So a game about a robot maid with eyes occupying 80% of her face was a real joy for Western anime fans.
In the case of Treasure’s Mischief Makers, the aesthetic came coupled with excellent gameplay and a bit of an absurd storyline.
You play as Marina, the aforementioned robot maid, who marches against the emperor of Planet Clancer and his evil army in a bid to save her kidnapped creator. To do this, she can grab, throw, and shake items.
It’s a bit on the short side. But this side-scroller is a truly underrated gem. Shake, shake!
3. Jet Force Gemini (1999)
One of Rare’s most ambitious creations for the N64 was Jet Force Gemini, a third-person shooter with fast-paced, precise gameplay that has you shooting hordes of enemies and dodging bullets in a way reminiscent of classic top-down shoot-em-ups.

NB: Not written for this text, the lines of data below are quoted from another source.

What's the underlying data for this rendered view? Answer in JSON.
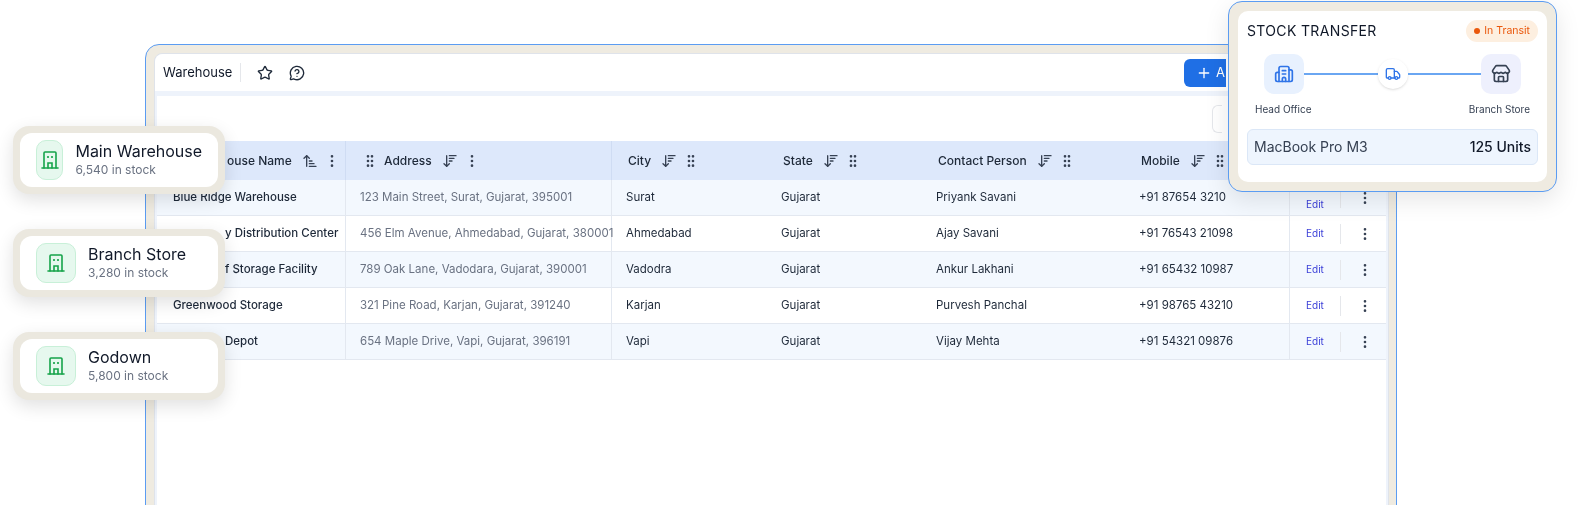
{
  "window": {
    "title": "Warehouse",
    "add_button": "A"
  },
  "table": {
    "columns": [
      {
        "label": "ouse Name",
        "kind": "name"
      },
      {
        "label": "Address",
        "kind": "address"
      },
      {
        "label": "City",
        "kind": "plain"
      },
      {
        "label": "State",
        "kind": "plain"
      },
      {
        "label": "Contact Person",
        "kind": "plain"
      },
      {
        "label": "Mobile",
        "kind": "plain"
      }
    ],
    "rows": [
      {
        "kind": "full",
        "cells": [
          "Blue Ridge Warehouse",
          "123 Main Street, Surat, Gujarat, 395001",
          "Surat",
          "Gujarat",
          "Priyank Savani",
          "+91 87654 3210"
        ],
        "action": "Edit"
      },
      {
        "kind": "clipped",
        "cells": [
          "y Distribution Center",
          "456 Elm Avenue, Ahmedabad, Gujarat, 380001",
          "Ahmedabad",
          "Gujarat",
          "Ajay Savani",
          "+91 76543 21098"
        ],
        "action": "Edit"
      },
      {
        "kind": "clipped",
        "cells": [
          "f Storage Facility",
          "789 Oak Lane, Vadodara, Gujarat, 390001",
          "Vadodra",
          "Gujarat",
          "Ankur Lakhani",
          "+91 65432 10987"
        ],
        "action": "Edit"
      },
      {
        "kind": "full",
        "cells": [
          "Greenwood Storage",
          "321 Pine Road, Karjan, Gujarat, 391240",
          "Karjan",
          "Gujarat",
          "Purvesh Panchal",
          "+91 98765 43210"
        ],
        "action": "Edit"
      },
      {
        "kind": "clipped",
        "cells": [
          "Depot",
          "654 Maple Drive, Vapi, Gujarat, 396191",
          "Vapi",
          "Gujarat",
          "Vijay Mehta",
          "+91 54321 09876"
        ],
        "action": "Edit"
      }
    ]
  },
  "locations": [
    {
      "name": "Main Warehouse",
      "stock": "6,540 in stock"
    },
    {
      "name": "Branch Store",
      "stock": "3,280 in stock"
    },
    {
      "name": "Godown",
      "stock": "5,800 in stock"
    }
  ],
  "transfer": {
    "title": "STOCK TRANSFER",
    "status": {
      "label": "In Transit",
      "color": "#ea580c"
    },
    "from": "Head Office",
    "to": "Branch Store",
    "item": "MacBook Pro M3",
    "quantity": "125 Units"
  }
}
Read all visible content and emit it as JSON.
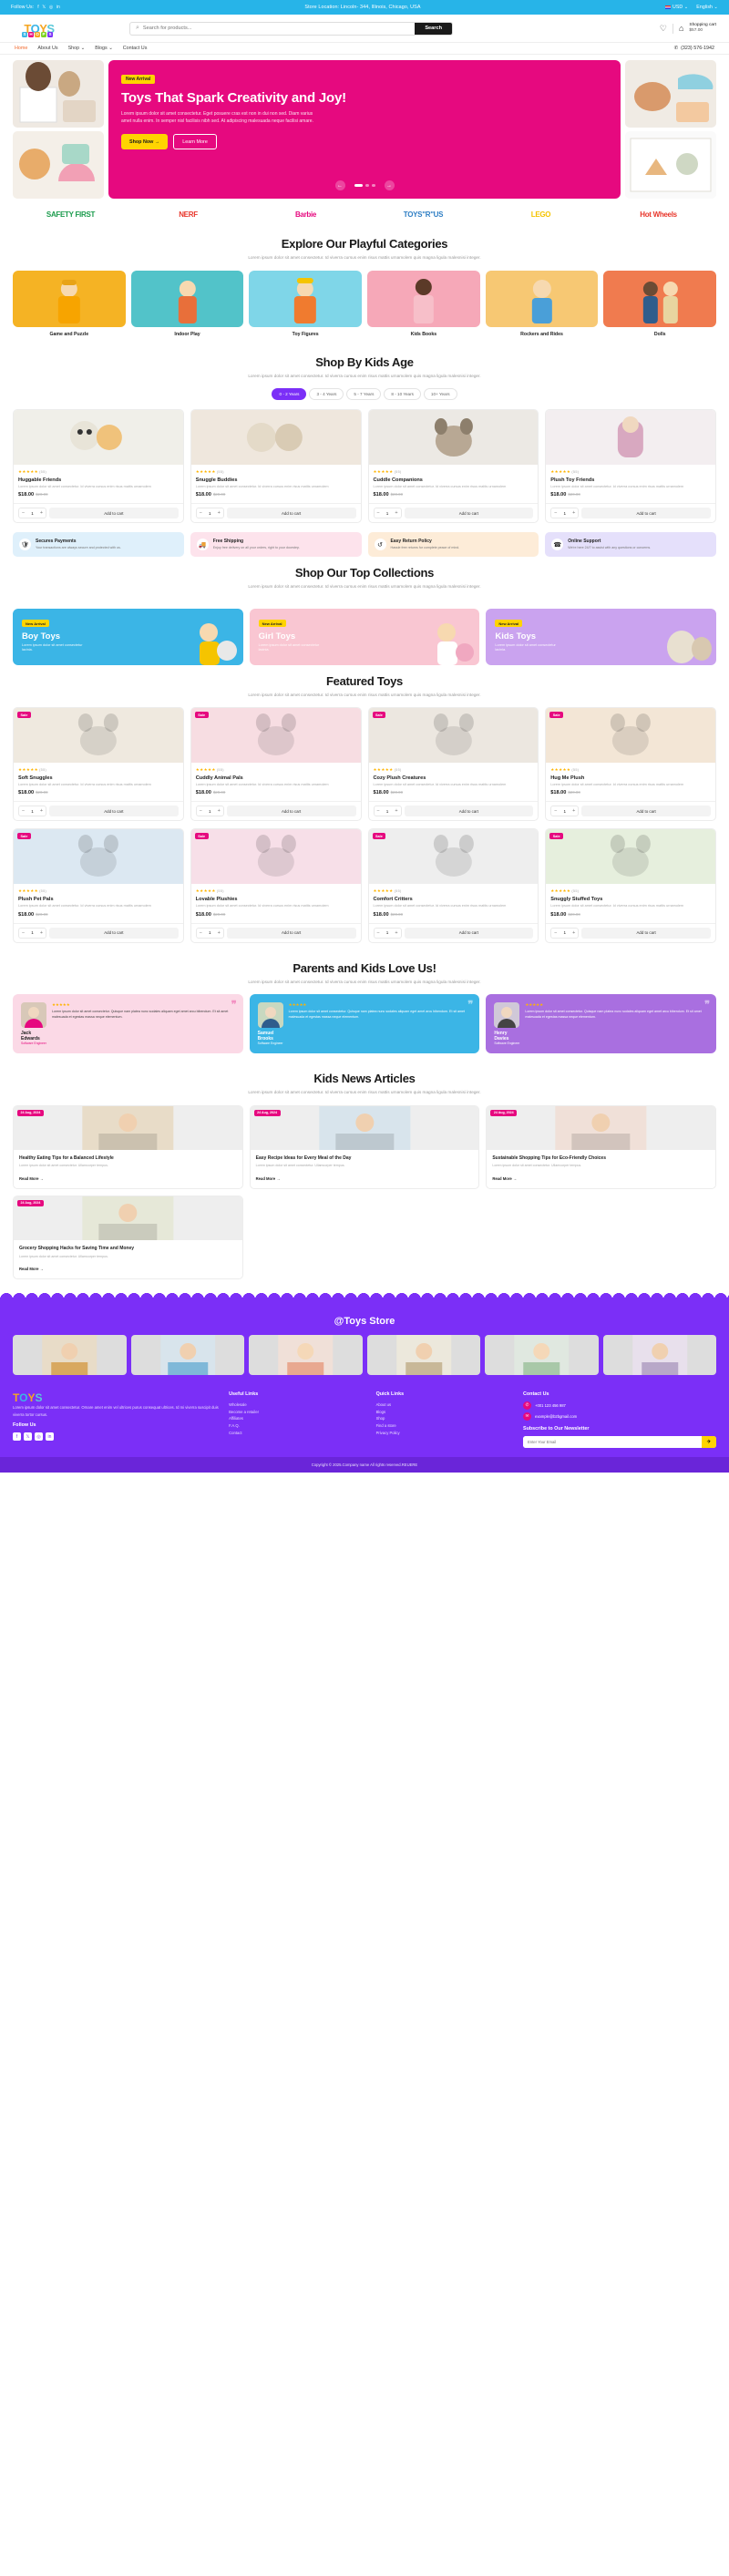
{
  "topbar": {
    "follow_label": "Follow Us:",
    "socials": [
      "facebook-icon",
      "x-icon",
      "instagram-icon",
      "linkedin-icon"
    ],
    "store_location": "Store Location: Lincoln- 344, Illinois, Chicago, USA",
    "currency": "USD",
    "language": "English"
  },
  "header": {
    "logo_main": "TOYS",
    "logo_sub": [
      "S",
      "H",
      "O",
      "P",
      "S"
    ],
    "search_placeholder": "Search for products...",
    "search_button": "Search",
    "cart_label": "Shopping cart",
    "cart_total": "$57.00"
  },
  "nav": {
    "items": [
      {
        "label": "Home",
        "active": true,
        "caret": false
      },
      {
        "label": "About Us",
        "active": false,
        "caret": false
      },
      {
        "label": "Shop",
        "active": false,
        "caret": true
      },
      {
        "label": "Blogs",
        "active": false,
        "caret": true
      },
      {
        "label": "Contact Us",
        "active": false,
        "caret": false
      }
    ],
    "phone": "(323) 576-1942"
  },
  "hero": {
    "badge": "New Arrival",
    "title": "Toys That Spark Creativity and Joy!",
    "desc": "Lorem ipsum dolor sit amet consectetur. Eget posuere cras est non in dui non sed. Diam varius amet nulla enim. In semper nisl facilisis nibh sed. At adipiscing malesuada neque facilisi amare.",
    "btn_primary": "Shop Now",
    "btn_secondary": "Learn More",
    "bg_color": "#e6097f"
  },
  "brands": [
    "SAFETY FIRST",
    "NERF",
    "Barbie",
    "TOYS\"R\"US",
    "LEGO",
    "Hot Wheels"
  ],
  "categories_section": {
    "title": "Explore Our Playful Categories",
    "subtitle": "Lorem ipsum dolor sit amet consectetur. Id viverra cursus enim risus mattis urnamolem quis magna ligula malesnisi integer.",
    "items": [
      {
        "name": "Game and Puzzle",
        "color": "#f5b324"
      },
      {
        "name": "Indoor Play",
        "color": "#52c3c9"
      },
      {
        "name": "Toy Figures",
        "color": "#7fd6e8"
      },
      {
        "name": "Kids Books",
        "color": "#f6a8b8"
      },
      {
        "name": "Rockers and Rides",
        "color": "#f7c873"
      },
      {
        "name": "Dolls",
        "color": "#f07b4f"
      }
    ]
  },
  "age_section": {
    "title": "Shop By Kids Age",
    "subtitle": "Lorem ipsum dolor sit amet consectetur. Id viverra cursus enim risus mattis urnamolem quis magna ligula malesnisi integer.",
    "pills": [
      "0 - 2 Years",
      "3 - 4 Years",
      "5 - 7 Years",
      "8 - 10 Years",
      "10+ Years"
    ],
    "active_pill": 0,
    "products": [
      {
        "name": "Huggable Friends",
        "rating": "★★★★★",
        "reviews": "(55)",
        "desc": "Lorem ipsum dolor sit amet consectetur. Id viverra cursus enim risus mattis urnamolem",
        "price": "$18.00",
        "old_price": "$20.00",
        "qty": "1",
        "add_label": "Add to cart",
        "bg": "#f0efe9"
      },
      {
        "name": "Snuggle Buddies",
        "rating": "★★★★★",
        "reviews": "(55)",
        "desc": "Lorem ipsum dolor sit amet consectetur. Id viverra cursus enim risus mattis urnamolem",
        "price": "$18.00",
        "old_price": "$20.00",
        "qty": "1",
        "add_label": "Add to cart",
        "bg": "#efe7dd"
      },
      {
        "name": "Cuddle Companions",
        "rating": "★★★★★",
        "reviews": "(55)",
        "desc": "Lorem ipsum dolor sit amet consectetur. Id viverra cursus enim risus mattis urnamolem",
        "price": "$18.00",
        "old_price": "$20.00",
        "qty": "1",
        "add_label": "Add to cart",
        "bg": "#ece9e4"
      },
      {
        "name": "Plush Toy Friends",
        "rating": "★★★★★",
        "reviews": "(55)",
        "desc": "Lorem ipsum dolor sit amet consectetur. Id viverra cursus enim risus mattis urnamolem",
        "price": "$18.00",
        "old_price": "$20.00",
        "qty": "1",
        "add_label": "Add to cart",
        "bg": "#f3eef0"
      }
    ]
  },
  "features": [
    {
      "icon": "shield-icon",
      "title": "Secures Payments",
      "desc": "Your transactions are always secure and protected with us.",
      "bg": "#dff0fb"
    },
    {
      "icon": "truck-icon",
      "title": "Free Shipping",
      "desc": "Enjoy free delivery on all your orders, right to your doorstep.",
      "bg": "#fde3ec"
    },
    {
      "icon": "refresh-icon",
      "title": "Easy Return Policy",
      "desc": "Hassle free returns for complete peace of mind.",
      "bg": "#fdecd8"
    },
    {
      "icon": "headset-icon",
      "title": "Online Support",
      "desc": "We're here 24/7 to assist with any questions or concerns.",
      "bg": "#e5e0fb"
    }
  ],
  "collections_section": {
    "title": "Shop Our Top Collections",
    "subtitle": "Lorem ipsum dolor sit amet consectetur. Id viverra cursus enim risus mattis urnamolem quis magna ligula malesnisi integer.",
    "items": [
      {
        "badge": "New Arrival",
        "title": "Boy Toys",
        "desc": "Lorem ipsum dolor sit amet consectetur lacinia.",
        "bg": "#3bb5e6"
      },
      {
        "badge": "New Arrival",
        "title": "Girl Toys",
        "desc": "Lorem ipsum dolor sit amet consectetur lacinia.",
        "bg": "#f9c6d2"
      },
      {
        "badge": "New Arrival",
        "title": "Kids Toys",
        "desc": "Lorem ipsum dolor sit amet consectetur lacinia.",
        "bg": "#caa3ef"
      }
    ]
  },
  "featured_section": {
    "title": "Featured Toys",
    "subtitle": "Lorem ipsum dolor sit amet consectetur. Id viverra cursus enim risus mattis urnamolem quis magna ligula malesnisi integer.",
    "products": [
      {
        "sale": "Sale",
        "name": "Soft Snuggles",
        "rating": "★★★★★",
        "reviews": "(55)",
        "desc": "Lorem ipsum dolor sit amet consectetur. Id viverra cursus enim risus mattis urnamolem",
        "price": "$18.00",
        "old_price": "$20.00",
        "qty": "1",
        "add_label": "Add to cart",
        "bg": "#efe9df"
      },
      {
        "sale": "Sale",
        "name": "Cuddly Animal Pals",
        "rating": "★★★★★",
        "reviews": "(55)",
        "desc": "Lorem ipsum dolor sit amet consectetur. Id viverra cursus enim risus mattis urnamolem",
        "price": "$18.00",
        "old_price": "$20.00",
        "qty": "1",
        "add_label": "Add to cart",
        "bg": "#f7dde2"
      },
      {
        "sale": "Sale",
        "name": "Cozy Plush Creatures",
        "rating": "★★★★★",
        "reviews": "(55)",
        "desc": "Lorem ipsum dolor sit amet consectetur. Id viverra cursus enim risus mattis urnamolem",
        "price": "$18.00",
        "old_price": "$20.00",
        "qty": "1",
        "add_label": "Add to cart",
        "bg": "#ece7e0"
      },
      {
        "sale": "Sale",
        "name": "Hug Me Plush",
        "rating": "★★★★★",
        "reviews": "(55)",
        "desc": "Lorem ipsum dolor sit amet consectetur. Id viverra cursus enim risus mattis urnamolem",
        "price": "$18.00",
        "old_price": "$20.00",
        "qty": "1",
        "add_label": "Add to cart",
        "bg": "#f3e6d6"
      },
      {
        "sale": "Sale",
        "name": "Plush Pet Pals",
        "rating": "★★★★★",
        "reviews": "(55)",
        "desc": "Lorem ipsum dolor sit amet consectetur. Id viverra cursus enim risus mattis urnamolem",
        "price": "$18.00",
        "old_price": "$20.00",
        "qty": "1",
        "add_label": "Add to cart",
        "bg": "#dce8f2"
      },
      {
        "sale": "Sale",
        "name": "Lovable Plushies",
        "rating": "★★★★★",
        "reviews": "(55)",
        "desc": "Lorem ipsum dolor sit amet consectetur. Id viverra cursus enim risus mattis urnamolem",
        "price": "$18.00",
        "old_price": "$20.00",
        "qty": "1",
        "add_label": "Add to cart",
        "bg": "#f7dfe8"
      },
      {
        "sale": "Sale",
        "name": "Comfort Critters",
        "rating": "★★★★★",
        "reviews": "(55)",
        "desc": "Lorem ipsum dolor sit amet consectetur. Id viverra cursus enim risus mattis urnamolem",
        "price": "$18.00",
        "old_price": "$20.00",
        "qty": "1",
        "add_label": "Add to cart",
        "bg": "#eeeeee"
      },
      {
        "sale": "Sale",
        "name": "Snuggly Stuffed Toys",
        "rating": "★★★★★",
        "reviews": "(55)",
        "desc": "Lorem ipsum dolor sit amet consectetur. Id viverra cursus enim risus mattis urnamolem",
        "price": "$18.00",
        "old_price": "$20.00",
        "qty": "1",
        "add_label": "Add to cart",
        "bg": "#e6efdd"
      }
    ]
  },
  "testimonials_section": {
    "title": "Parents and Kids Love Us!",
    "subtitle": "Lorem ipsum dolor sit amet consectetur. Id viverra cursus enim risus mattis urnamolem quis magna ligula malesnisi integer.",
    "items": [
      {
        "name": "Jack Edwards",
        "role": "Software Engineer",
        "stars": "★★★★★",
        "text": "Lorem ipsum dolor sit amet consectetur. Quisque nam platea nunc sodales aliquam eget amet arcu bibendum. Et sit amet malesuada et egestas massa neque elementum.",
        "bg": "#fbd9e6"
      },
      {
        "name": "Samuel Brooks",
        "role": "Software Engineer",
        "stars": "★★★★★",
        "text": "Lorem ipsum dolor sit amet consectetur. Quisque nam platea nunc sodales aliquam eget amet arcu bibendum. Et sit amet malesuada et egestas massa neque elementum.",
        "bg": "#3bb5e6"
      },
      {
        "name": "Henry Davies",
        "role": "Software Engineer",
        "stars": "★★★★★",
        "text": "Lorem ipsum dolor sit amet consectetur. Quisque nam platea nunc sodales aliquam eget amet arcu bibendum. Et sit amet malesuada et egestas massa neque elementum.",
        "bg": "#a96fe0"
      }
    ]
  },
  "news_section": {
    "title": "Kids News Articles",
    "subtitle": "Lorem ipsum dolor sit amet consectetur. Id viverra cursus enim risus mattis urnamolem quis magna ligula malesnisi integer.",
    "items": [
      {
        "date": "24 Aug, 2024",
        "title": "Healthy Eating Tips for a Balanced Lifestyle",
        "desc": "Lorem ipsum dolor sit amet consectetur. Ullamcorper tempus.",
        "link": "Read More"
      },
      {
        "date": "24 Aug, 2024",
        "title": "Easy Recipe Ideas for Every Meal of the Day",
        "desc": "Lorem ipsum dolor sit amet consectetur. Ullamcorper tempus.",
        "link": "Read More"
      },
      {
        "date": "24 Aug, 2024",
        "title": "Sustainable Shopping Tips for Eco-Friendly Choices",
        "desc": "Lorem ipsum dolor sit amet consectetur. Ullamcorper tempus.",
        "link": "Read More"
      },
      {
        "date": "24 Aug, 2024",
        "title": "Grocery Shopping Hacks for Saving Time and Money",
        "desc": "Lorem ipsum dolor sit amet consectetur. Ullamcorper tempus.",
        "link": "Read More"
      }
    ]
  },
  "instagram": {
    "title": "@Toys Store"
  },
  "footer": {
    "logo_main": "TOYS",
    "about": "Lorem ipsum dolor sit amet consectetur. Ornare amet enim vel ultrices purus consequat ultrices. Id mi viverra suscipit duis viverra tortor cursus.",
    "follow_title": "Follow Us",
    "socials": [
      "facebook-icon",
      "x-icon",
      "instagram-icon",
      "linkedin-icon"
    ],
    "useful_title": "Useful Links",
    "useful_links": [
      "Wholesale",
      "Become a retailer",
      "Affiliates",
      "F.A.Q.",
      "Contact"
    ],
    "quick_title": "Quick Links",
    "quick_links": [
      "About us",
      "Blogs",
      "Shop",
      "Find a store",
      "Privacy Policy"
    ],
    "contact_title": "Contact Us",
    "phone": "+001 123 456 987",
    "email": "example@b2bgmail.com",
    "newsletter_title": "Subscribe to Our Newsletter",
    "newsletter_placeholder": "Enter Your Email",
    "copyright": "Copyright © 2025.Company name All rights reserved.REUERE"
  }
}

While the 4-player modes were solid, I’d say this game shines for the campaign, which puts you in the shoes of a member of the Galactic Law Enforcement Team as they try to stop the insectoid alien Mizar from conquering the galaxy and enslaving the Tribal race.
Each world in the galaxy is pretty big, and you’re free to explore them in a non-linear fashion, which was unusual for shooters at the time.
2. Goemon’s Great Adventure (1999)
I seem to be the only one in my group of acquaintances who ever had the pleasure of playing Goemon’s Great Adventure, and I’m sorry for everyone who didn’t.
Made back when Konami was known for its great games instead of its scandals, this unique title is full of surreal humor and an unapologetic Japanese aesthetic that makes its locales, enemies, and themes feel exotic and unique.
It’s probably the best side-scrolling platformer on the system. And it even supports 4-player co-op which is an absolute blast.
1. Space Station Silicon Valley (1998)
If we’re talking about weird, exotic, unique games that didn’t get the appreciation they deserved back when they were released… we have to talk about Space Station Silicon Valley.
Developed by DMA Design, this title might be the single most bizarre game on the system.
You play as Evo, a walking microchip running around a Space Station and taking control of half-robot animals.
Regrettably the game is impossible to clear to 100% completion due to a bug.
But that doesn’t take away from the overall experience which is original, a bit absurd, and incredibly memorable.